> [RECORD EXCERPTS]:

*** Begin section ***

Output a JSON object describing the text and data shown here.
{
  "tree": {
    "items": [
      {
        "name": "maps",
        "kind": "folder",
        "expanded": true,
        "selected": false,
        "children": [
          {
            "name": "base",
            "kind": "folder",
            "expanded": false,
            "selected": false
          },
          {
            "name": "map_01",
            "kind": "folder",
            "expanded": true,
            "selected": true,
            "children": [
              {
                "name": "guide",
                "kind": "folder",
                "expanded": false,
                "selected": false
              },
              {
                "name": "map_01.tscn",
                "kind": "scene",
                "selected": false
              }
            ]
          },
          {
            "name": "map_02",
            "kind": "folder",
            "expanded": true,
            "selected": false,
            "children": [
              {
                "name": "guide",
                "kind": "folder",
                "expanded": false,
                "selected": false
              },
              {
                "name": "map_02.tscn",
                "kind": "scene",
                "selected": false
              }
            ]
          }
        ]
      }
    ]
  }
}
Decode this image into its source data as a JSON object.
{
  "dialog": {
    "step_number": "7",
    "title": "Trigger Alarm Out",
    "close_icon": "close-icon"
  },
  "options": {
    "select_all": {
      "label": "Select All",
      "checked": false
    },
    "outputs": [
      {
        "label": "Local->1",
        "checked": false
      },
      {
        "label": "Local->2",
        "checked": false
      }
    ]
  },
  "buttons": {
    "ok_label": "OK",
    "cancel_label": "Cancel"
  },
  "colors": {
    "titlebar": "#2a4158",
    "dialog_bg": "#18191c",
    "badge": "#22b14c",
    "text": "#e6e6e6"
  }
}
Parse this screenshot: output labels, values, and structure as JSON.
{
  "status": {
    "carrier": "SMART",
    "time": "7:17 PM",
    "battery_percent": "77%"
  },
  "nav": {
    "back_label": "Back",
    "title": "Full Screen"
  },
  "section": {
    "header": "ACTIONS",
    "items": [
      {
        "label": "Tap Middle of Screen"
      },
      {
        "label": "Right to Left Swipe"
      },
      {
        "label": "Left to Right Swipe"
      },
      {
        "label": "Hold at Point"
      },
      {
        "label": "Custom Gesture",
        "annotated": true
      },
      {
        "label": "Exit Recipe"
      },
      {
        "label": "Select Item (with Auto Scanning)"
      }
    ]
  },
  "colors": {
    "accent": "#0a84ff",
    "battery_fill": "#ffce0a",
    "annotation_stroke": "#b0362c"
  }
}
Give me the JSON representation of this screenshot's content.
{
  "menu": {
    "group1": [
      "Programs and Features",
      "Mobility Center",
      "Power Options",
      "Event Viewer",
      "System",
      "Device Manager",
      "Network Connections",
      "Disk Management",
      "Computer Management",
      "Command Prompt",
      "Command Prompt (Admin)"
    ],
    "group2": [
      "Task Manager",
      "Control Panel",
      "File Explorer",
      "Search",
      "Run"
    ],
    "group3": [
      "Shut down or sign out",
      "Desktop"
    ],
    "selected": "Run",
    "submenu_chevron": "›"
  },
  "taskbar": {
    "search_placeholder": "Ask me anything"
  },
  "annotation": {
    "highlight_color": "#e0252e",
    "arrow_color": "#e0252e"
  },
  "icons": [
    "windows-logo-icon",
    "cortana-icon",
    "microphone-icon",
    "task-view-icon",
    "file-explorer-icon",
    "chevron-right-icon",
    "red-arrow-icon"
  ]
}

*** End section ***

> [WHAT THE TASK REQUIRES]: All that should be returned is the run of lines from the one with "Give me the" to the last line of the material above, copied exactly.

> [WRITTEN SOLUTION]:
Give me the JSON representation of this screenshot's content.
{
  "menu": {
    "group1": [
      "Programs and Features",
      "Mobility Center",
      "Power Options",
      "Event Viewer",
      "System",
      "Device Manager",
      "Network Connections",
      "Disk Management",
      "Computer Management",
      "Command Prompt",
      "Command Prompt (Admin)"
    ],
    "group2": [
      "Task Manager",
      "Control Panel",
      "File Explorer",
      "Search",
      "Run"
    ],
    "group3": [
      "Shut down or sign out",
      "Desktop"
    ],
    "selected": "Run",
    "submenu_chevron": "›"
  },
  "taskbar": {
    "search_placeholder": "Ask me anything"
  },
  "annotation": {
    "highlight_color": "#e0252e",
    "arrow_color": "#e0252e"
  },
  "icons": [
    "windows-logo-icon",
    "cortana-icon",
    "microphone-icon",
    "task-view-icon",
    "file-explorer-icon",
    "chevron-right-icon",
    "red-arrow-icon"
  ]
}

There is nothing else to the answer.